It is well established that female offspring of women with PCOS are more likely to develop the condition themselves. And it is not just the female offspring who are affected; the sons of women with PCOS tend to have a greater risk for obesity and diabetes, which are also complications of PCOS.
In addition, Dr. Stener-Victorin notes that 60% of women with PCOS have at least one mental health problem, such as depression, anxiety or an eating disorder, and they are also at greater risk for suicide.
Such risks have been attributed to increased exposure to male hormones, or androgens, through the mother’s blood in utero. However, the researchers note that the mechanisms underlying this association have been unclear.

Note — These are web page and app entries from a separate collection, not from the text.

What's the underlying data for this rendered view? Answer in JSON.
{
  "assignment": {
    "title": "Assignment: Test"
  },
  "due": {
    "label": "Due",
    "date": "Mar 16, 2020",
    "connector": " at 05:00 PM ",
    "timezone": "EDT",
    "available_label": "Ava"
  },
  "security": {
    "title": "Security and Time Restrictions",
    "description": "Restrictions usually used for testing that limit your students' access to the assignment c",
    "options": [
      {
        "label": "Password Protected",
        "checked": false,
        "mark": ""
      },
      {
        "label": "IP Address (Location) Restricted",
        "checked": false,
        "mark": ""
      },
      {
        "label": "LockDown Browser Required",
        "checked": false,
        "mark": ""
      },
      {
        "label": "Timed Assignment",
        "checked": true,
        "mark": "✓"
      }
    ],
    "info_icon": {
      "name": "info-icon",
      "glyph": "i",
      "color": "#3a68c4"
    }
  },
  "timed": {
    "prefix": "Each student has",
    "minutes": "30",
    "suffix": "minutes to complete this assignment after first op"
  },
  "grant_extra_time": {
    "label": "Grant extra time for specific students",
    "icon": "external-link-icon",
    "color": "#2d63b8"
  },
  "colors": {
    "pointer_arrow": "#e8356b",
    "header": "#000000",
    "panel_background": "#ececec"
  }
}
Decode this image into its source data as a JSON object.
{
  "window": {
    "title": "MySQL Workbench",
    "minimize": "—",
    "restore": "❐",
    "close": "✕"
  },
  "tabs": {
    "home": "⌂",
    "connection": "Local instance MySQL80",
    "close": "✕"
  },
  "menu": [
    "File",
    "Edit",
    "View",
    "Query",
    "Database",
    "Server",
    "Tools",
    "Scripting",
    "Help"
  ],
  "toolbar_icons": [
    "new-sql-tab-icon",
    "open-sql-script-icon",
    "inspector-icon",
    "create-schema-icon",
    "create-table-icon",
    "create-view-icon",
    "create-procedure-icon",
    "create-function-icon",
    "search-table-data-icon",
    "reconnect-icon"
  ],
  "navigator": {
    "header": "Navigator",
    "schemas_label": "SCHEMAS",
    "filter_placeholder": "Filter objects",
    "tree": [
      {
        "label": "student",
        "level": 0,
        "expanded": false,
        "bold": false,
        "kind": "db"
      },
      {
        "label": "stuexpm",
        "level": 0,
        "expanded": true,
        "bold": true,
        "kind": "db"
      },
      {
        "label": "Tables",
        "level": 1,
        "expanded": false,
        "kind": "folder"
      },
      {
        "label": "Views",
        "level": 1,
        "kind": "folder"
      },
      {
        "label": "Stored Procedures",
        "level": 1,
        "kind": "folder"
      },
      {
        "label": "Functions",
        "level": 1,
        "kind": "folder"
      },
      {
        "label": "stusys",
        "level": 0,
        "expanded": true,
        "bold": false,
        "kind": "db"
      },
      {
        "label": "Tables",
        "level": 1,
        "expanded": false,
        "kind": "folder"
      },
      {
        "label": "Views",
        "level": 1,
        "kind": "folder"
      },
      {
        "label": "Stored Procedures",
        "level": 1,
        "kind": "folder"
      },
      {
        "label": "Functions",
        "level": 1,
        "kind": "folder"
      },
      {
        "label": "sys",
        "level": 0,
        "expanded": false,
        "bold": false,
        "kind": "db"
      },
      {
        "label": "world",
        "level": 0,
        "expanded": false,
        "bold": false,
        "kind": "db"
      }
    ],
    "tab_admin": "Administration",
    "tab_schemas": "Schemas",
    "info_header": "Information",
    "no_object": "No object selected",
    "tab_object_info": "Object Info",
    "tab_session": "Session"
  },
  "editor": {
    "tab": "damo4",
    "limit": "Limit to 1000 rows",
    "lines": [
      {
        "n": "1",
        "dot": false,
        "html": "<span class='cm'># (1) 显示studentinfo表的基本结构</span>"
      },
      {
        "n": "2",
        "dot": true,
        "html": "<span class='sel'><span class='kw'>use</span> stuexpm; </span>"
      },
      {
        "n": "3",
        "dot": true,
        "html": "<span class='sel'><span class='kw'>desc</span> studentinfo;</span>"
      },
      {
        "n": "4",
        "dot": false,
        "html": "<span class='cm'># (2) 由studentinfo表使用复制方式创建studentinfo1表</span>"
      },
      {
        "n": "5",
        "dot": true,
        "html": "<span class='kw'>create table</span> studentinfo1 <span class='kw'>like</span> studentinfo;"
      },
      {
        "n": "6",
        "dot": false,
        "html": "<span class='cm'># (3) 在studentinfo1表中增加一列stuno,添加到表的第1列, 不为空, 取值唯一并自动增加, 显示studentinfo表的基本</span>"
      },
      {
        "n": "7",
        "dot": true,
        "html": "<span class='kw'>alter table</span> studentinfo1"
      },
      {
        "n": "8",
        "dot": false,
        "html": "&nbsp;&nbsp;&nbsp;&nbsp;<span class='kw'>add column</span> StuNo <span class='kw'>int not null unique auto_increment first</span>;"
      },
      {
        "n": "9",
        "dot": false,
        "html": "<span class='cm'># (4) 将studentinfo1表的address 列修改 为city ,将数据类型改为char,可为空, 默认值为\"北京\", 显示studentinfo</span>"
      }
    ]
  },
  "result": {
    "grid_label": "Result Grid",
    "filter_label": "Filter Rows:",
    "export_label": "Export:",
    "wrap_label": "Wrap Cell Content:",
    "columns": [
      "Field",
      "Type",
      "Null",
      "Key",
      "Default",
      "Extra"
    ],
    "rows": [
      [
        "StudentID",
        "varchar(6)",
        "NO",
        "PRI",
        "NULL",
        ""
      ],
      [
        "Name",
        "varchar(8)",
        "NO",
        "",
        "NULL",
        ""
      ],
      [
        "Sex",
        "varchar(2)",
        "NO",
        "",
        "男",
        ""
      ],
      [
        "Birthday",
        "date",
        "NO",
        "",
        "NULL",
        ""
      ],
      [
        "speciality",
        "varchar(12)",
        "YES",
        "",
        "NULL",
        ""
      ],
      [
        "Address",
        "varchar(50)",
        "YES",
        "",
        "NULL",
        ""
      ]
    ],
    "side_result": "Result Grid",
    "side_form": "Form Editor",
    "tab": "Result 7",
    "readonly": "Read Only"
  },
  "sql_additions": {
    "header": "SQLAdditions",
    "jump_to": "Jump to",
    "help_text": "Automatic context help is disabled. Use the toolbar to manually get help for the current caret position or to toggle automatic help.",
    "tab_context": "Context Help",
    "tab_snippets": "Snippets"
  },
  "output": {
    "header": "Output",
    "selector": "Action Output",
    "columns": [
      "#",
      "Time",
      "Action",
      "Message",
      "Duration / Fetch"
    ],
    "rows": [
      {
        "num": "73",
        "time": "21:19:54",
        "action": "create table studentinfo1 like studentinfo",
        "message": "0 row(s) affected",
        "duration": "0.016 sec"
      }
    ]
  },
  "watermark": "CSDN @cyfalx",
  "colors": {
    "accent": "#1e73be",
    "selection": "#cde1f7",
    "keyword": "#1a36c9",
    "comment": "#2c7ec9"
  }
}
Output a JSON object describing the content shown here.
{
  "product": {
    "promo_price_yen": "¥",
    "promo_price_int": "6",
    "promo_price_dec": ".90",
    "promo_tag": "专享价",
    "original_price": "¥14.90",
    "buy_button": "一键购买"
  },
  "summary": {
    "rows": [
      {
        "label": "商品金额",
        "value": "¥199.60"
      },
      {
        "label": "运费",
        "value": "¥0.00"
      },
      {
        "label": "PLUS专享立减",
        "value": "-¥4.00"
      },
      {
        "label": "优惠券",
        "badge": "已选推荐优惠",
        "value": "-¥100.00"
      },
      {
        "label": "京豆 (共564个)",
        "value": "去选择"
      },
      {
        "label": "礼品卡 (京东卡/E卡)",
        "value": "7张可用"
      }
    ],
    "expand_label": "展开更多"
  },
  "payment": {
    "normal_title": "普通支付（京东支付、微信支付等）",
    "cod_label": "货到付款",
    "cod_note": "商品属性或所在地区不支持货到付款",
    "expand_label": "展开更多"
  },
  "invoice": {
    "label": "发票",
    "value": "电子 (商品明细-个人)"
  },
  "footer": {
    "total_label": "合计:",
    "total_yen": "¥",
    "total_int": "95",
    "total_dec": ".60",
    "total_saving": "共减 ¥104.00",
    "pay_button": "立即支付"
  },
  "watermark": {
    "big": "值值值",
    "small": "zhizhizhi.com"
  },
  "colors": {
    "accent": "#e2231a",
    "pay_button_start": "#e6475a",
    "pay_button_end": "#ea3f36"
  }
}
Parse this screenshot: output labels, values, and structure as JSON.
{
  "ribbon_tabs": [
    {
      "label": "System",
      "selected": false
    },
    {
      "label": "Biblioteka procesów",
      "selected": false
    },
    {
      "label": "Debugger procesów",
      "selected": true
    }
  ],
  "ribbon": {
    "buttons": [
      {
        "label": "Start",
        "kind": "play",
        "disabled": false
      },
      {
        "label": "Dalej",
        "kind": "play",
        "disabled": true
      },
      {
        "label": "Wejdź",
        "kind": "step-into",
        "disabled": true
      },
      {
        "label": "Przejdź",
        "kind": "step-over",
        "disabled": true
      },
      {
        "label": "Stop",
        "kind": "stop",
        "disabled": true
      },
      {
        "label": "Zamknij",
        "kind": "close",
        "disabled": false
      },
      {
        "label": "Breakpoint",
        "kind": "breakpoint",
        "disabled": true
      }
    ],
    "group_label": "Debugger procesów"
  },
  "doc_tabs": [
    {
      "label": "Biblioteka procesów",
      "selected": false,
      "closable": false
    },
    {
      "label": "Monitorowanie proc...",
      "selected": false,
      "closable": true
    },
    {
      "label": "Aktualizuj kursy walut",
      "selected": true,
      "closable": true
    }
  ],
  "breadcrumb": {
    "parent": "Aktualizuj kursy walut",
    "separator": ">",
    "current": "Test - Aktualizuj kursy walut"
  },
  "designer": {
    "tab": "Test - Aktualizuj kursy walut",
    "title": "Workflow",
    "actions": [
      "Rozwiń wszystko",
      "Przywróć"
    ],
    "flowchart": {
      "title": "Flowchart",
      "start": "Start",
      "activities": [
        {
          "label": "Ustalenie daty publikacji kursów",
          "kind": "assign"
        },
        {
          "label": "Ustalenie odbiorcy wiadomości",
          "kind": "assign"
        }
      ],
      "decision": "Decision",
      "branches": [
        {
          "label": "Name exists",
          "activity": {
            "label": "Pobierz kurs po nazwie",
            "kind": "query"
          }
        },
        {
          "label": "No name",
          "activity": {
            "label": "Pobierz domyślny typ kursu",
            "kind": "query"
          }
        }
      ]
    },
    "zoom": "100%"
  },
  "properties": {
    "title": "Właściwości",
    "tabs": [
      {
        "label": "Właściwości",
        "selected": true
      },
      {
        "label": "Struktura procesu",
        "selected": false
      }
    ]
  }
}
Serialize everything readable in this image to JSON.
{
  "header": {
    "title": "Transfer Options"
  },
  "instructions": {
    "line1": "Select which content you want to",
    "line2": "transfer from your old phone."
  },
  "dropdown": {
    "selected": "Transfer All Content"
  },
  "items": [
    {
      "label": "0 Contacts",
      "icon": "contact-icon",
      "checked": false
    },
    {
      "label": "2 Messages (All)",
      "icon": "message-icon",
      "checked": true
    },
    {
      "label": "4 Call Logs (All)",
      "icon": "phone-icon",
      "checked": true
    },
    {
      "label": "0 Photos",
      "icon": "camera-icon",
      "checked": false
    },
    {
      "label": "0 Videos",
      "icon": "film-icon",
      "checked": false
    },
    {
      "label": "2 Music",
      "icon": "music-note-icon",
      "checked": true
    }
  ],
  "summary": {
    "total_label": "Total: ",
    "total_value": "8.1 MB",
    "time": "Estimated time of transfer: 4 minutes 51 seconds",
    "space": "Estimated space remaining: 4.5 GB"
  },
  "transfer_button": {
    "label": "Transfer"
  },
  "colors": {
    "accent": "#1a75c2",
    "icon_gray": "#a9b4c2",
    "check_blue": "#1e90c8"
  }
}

For their study, Dr. Stener-Victorin and colleagues exposed a group of pregnant rats to high doses of testosterone, mimicking the conditions of pregnant women with PCOS.
- Symptoms of PCOS include acne, excess hair growth and weight gain
- PCOS can affect girls as young as 11
- Pregnant women with PCOS are at greater risk for preeclampsia, gestational diabetes, high blood pressure and preterm delivery.
The researchers assessed how the high testosterone levels affected the placenta of the pregnant mice, as well as fetal growth and adult health of both male and female offspring.
The team found that male and female offspring exposed to high doses of testosterone in utero late in their mother’s pregnancy were more likely to demonstrate anxiety-like behaviors in adulthood, compared with offspring that were not exposed to high doses of the hormone.
Further investigation revealed that the high testosterone doses had a significant effect on a brain region called the amygdala, involved in the regulation of emotion and behavior.
Specifically, the researchers found that testosterone interfered with the activity of a gene in the amygdala that regulates the androgen receptor. They also identified alterations in the receptors for a form of estrogen due to high testosterone doses, as well as changes in the genes that regulate serotonin and GABA – neurotransmitters involved in the control of anxious behavior.
However, when the team inhibited the receptors for androgen and estrogen in the offspring of PCOS rat models using two different drugs, they found this prevented them from developing anxiety-like behavior in adulthood.
Commenting on the importance of the findings, Dr. Stener-Victorin says:
“Our results indicate a hitherto unknown biological mechanism that can help us understand why the daughters and sons of women with PCOS develop anxiety as adults.”
Medical News Today recently reported on a study suggesting diet and exercise may improve fertility for women with PCOS.